So you don't have to waste your time reading anything more about swine flu for at least the rest of the week, here is an excellent article from Slate. I like how he puts the number into perspective though the use of the term "kill rate" gives me the creeps.

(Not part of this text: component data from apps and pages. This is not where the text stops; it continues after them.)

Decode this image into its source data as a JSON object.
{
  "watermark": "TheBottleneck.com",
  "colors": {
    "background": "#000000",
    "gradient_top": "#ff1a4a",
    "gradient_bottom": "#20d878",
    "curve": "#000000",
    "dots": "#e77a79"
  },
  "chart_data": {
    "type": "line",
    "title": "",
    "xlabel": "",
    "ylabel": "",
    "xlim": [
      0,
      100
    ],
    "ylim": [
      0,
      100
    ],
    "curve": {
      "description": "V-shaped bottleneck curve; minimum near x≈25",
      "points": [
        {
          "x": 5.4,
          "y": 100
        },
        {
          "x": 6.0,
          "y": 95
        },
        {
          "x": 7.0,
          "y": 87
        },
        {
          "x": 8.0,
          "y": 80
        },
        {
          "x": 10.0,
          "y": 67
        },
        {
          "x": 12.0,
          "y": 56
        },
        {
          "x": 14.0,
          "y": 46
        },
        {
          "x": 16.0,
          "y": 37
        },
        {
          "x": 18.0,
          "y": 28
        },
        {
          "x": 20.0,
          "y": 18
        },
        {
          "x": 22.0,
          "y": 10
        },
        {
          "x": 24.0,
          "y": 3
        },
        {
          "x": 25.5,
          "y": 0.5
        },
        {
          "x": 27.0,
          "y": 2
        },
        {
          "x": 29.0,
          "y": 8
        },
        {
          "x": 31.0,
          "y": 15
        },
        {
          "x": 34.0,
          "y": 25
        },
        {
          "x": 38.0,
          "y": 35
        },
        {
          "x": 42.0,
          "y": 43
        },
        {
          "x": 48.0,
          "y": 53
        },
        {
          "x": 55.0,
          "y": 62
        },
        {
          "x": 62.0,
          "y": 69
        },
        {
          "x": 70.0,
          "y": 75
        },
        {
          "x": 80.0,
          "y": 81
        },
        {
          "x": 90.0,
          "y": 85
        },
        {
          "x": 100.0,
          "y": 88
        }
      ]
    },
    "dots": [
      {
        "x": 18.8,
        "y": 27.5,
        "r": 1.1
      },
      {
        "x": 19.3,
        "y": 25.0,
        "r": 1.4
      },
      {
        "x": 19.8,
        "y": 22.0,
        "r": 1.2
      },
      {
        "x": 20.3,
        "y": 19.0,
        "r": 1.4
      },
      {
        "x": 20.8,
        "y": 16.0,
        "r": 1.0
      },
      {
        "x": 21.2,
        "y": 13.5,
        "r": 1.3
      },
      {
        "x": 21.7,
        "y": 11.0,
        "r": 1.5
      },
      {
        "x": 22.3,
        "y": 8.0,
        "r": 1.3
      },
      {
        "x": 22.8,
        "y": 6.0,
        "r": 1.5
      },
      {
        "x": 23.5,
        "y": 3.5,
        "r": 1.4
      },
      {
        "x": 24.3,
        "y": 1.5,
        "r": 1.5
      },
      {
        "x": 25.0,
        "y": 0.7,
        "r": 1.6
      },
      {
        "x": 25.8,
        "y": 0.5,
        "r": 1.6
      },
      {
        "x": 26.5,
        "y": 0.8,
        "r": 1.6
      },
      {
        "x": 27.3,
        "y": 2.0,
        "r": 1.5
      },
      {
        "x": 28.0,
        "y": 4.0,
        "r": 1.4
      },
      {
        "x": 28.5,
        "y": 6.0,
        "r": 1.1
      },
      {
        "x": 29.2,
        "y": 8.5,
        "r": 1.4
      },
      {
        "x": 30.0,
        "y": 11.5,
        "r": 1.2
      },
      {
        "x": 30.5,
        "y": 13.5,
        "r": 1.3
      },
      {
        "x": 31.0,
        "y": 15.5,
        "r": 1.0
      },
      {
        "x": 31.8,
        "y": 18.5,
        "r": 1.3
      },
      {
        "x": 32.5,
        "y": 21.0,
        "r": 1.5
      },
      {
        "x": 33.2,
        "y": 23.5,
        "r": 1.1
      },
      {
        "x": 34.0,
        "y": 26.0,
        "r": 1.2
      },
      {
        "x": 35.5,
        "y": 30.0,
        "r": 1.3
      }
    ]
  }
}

All this affects the apparent significance of the numbers involved. Of the 110 million people in Mexico, 1,600 cases have been reported, with about 100 deaths—suggesting a mortality rate of 6 percent. This is almost certainly bad math, as the total case count almost certainly ignores thousands or tens of thousands of other cases that have taken milder courses like those in the United States. It's perfectly conceivable Mexico has actually had 10,000 or 100,000 cases—or even 1 million cases. If so, then the kill rate would be not 6 percent but 0.1 percent (given 10,000 cases) or 0.01 percent (given 100,000 cases). If it's 1 million cases (quite possible if this thing really spreads easily) then the mortality rate is just 1 in 10,000. Meanwhile, because the United States is on high alert—and can take special note of people with recent travel to Mexico—it is probably picking up a fairly high percentage of its cases, including milder instances that would have gone unnoticed in Mexico a few weeks ago.
He's also the only person I've read who points out the essential logic that extremely deadly viruses -- think Ebola -- don't spread rapidly because they kill the carriers too fast. Bottom line, hope for a virus that spreads quickly. It probably won't kill you.